"What he's doing is futuristic type surfing," said Joey Buran, a retired Southern California surfer who was the P.A. announcer for the Op. "Two years ago it became obvious he was not only unique but Numero Uno. He is dominating. He's like the Chicago Bears' defense. Or the Mets. It will be two years before anyone can seriously challenge Curren."
"Curren has given American surfing a tremendous amount of respect," said Shaun Tomson, a South African who was the 1977 world champ and now lives in Brentwood, Calif. "For many years the U.S. was anticompetition. Americans were involved in the Woodstock generation: peace, love and happiness."
"At my local surf spot, they ripped me apart for wanting to compete," Buran said. In 1978, Buran was the only mainland American among the world's 30 best surfers. Last year nine Californians and two Easterners were in the top 30. The new wave has broken.
Much of the turnaround is traceable, ironically, to two Australians, Ian Cairns and Peter Townend; both now live in Southern California. Cairns is the director of the Association of Surfing Professionals, the tour's governing body. Town-end, the 1976 world champ, is the advertising director for Surfing magazine. Seven years ago the two Aussies went to work for the National Scholastic Surfing Association in Huntington Beach.

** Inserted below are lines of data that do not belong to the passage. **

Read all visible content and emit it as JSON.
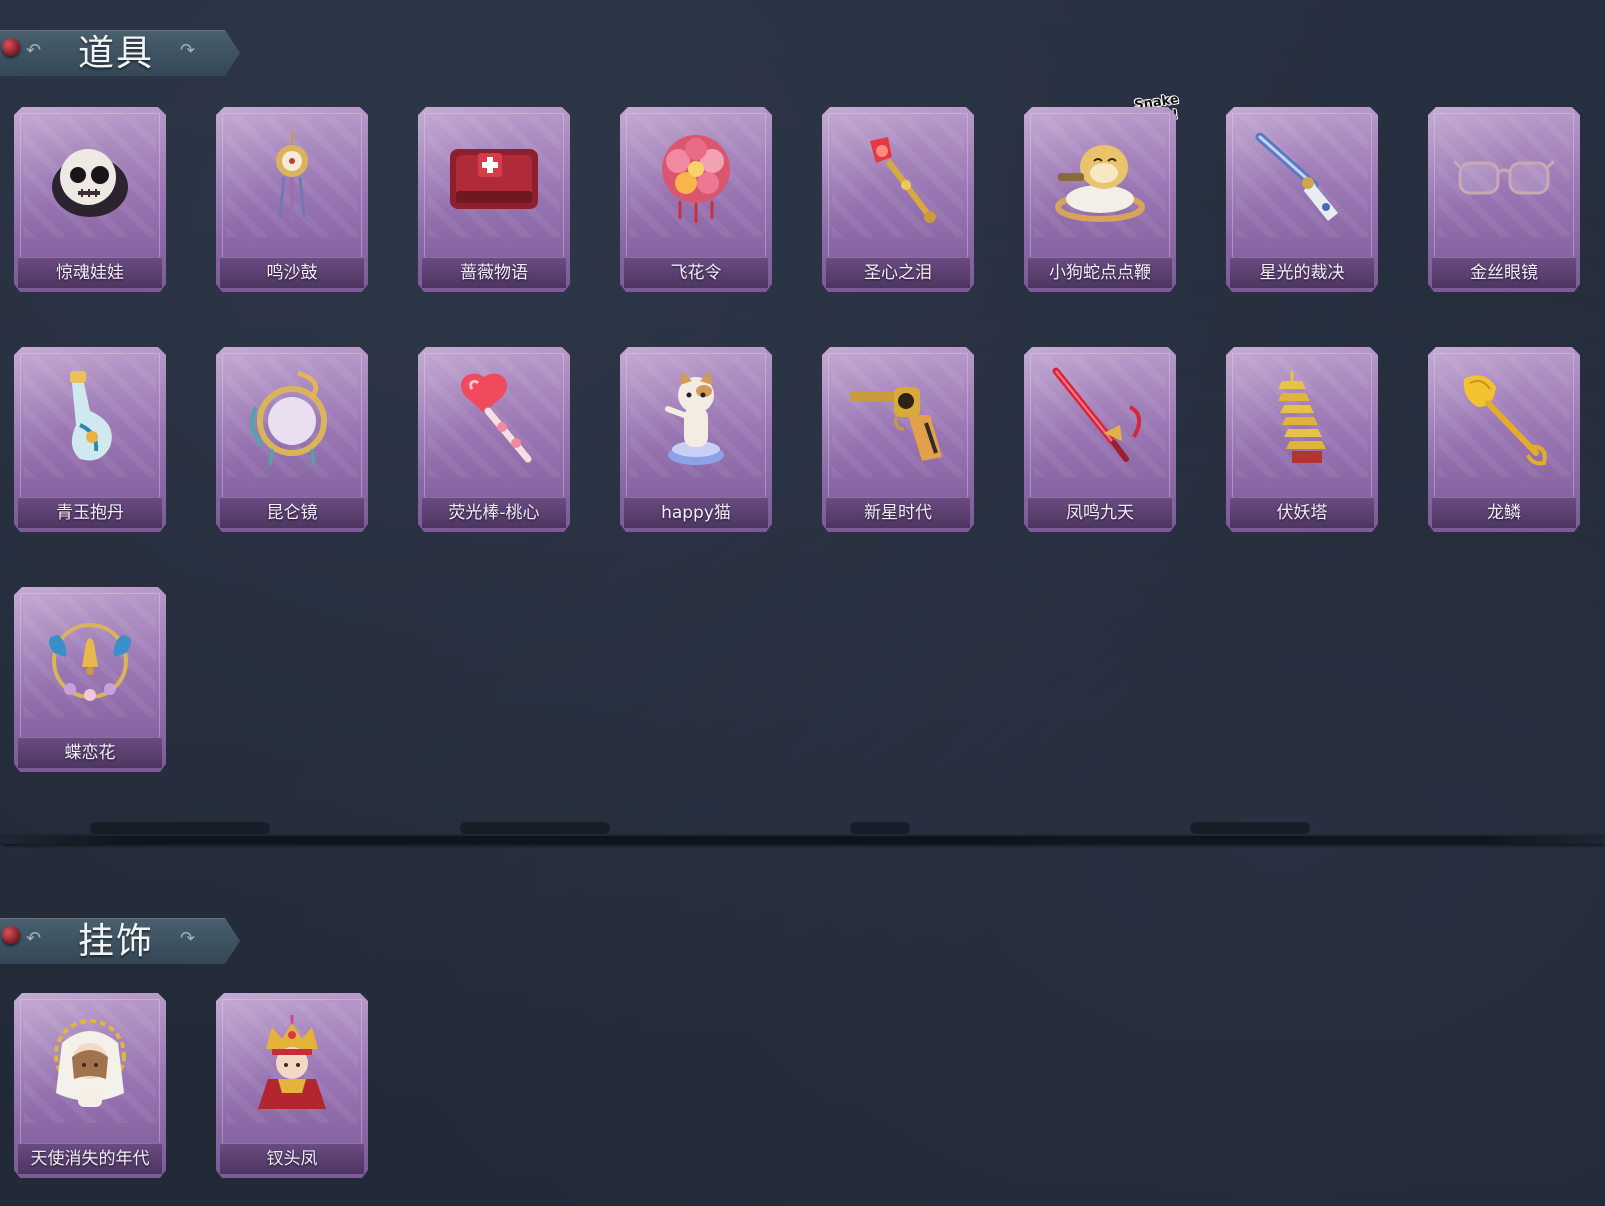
{
  "sections": [
    {
      "title": "道具"
    },
    {
      "title": "挂饰"
    }
  ],
  "items": {
    "props": [
      {
        "label": "惊魂娃娃",
        "icon": "skull-doll-icon"
      },
      {
        "label": "鸣沙鼓",
        "icon": "drum-ornament-icon"
      },
      {
        "label": "蔷薇物语",
        "icon": "medkit-box-icon"
      },
      {
        "label": "飞花令",
        "icon": "flower-bouquet-icon"
      },
      {
        "label": "圣心之泪",
        "icon": "heart-scepter-icon"
      },
      {
        "label": "小狗蛇点点鞭",
        "icon": "snake-whip-icon",
        "sticker": "Snake Spot!"
      },
      {
        "label": "星光的裁决",
        "icon": "flintlock-gun-icon"
      },
      {
        "label": "金丝眼镜",
        "icon": "glasses-icon"
      },
      {
        "label": "青玉抱丹",
        "icon": "jade-vase-icon"
      },
      {
        "label": "昆仑镜",
        "icon": "ornate-mirror-icon"
      },
      {
        "label": "荧光棒-桃心",
        "icon": "heart-wand-icon"
      },
      {
        "label": "happy猫",
        "icon": "cat-figure-icon"
      },
      {
        "label": "新星时代",
        "icon": "revolver-icon"
      },
      {
        "label": "凤鸣九天",
        "icon": "red-sword-icon"
      },
      {
        "label": "伏妖塔",
        "icon": "pagoda-icon"
      },
      {
        "label": "龙鳞",
        "icon": "golden-shovel-icon"
      },
      {
        "label": "蝶恋花",
        "icon": "butterfly-bell-icon"
      }
    ],
    "pendants": [
      {
        "label": "天使消失的年代",
        "icon": "angel-doll-icon"
      },
      {
        "label": "钗头凤",
        "icon": "phoenix-crown-doll-icon"
      }
    ]
  },
  "colors": {
    "background": "#232b39",
    "card_purple": "#9a77b4",
    "label_bar": "#5a3f70",
    "banner": "#3f5361"
  }
}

The NSSA teaches teenagers competitive surfing skills and also has a full schedule of events. NSSA members must maintain certain academic standards, a genius stroke of public relations for a sport so long associated with truancy and substance abuse.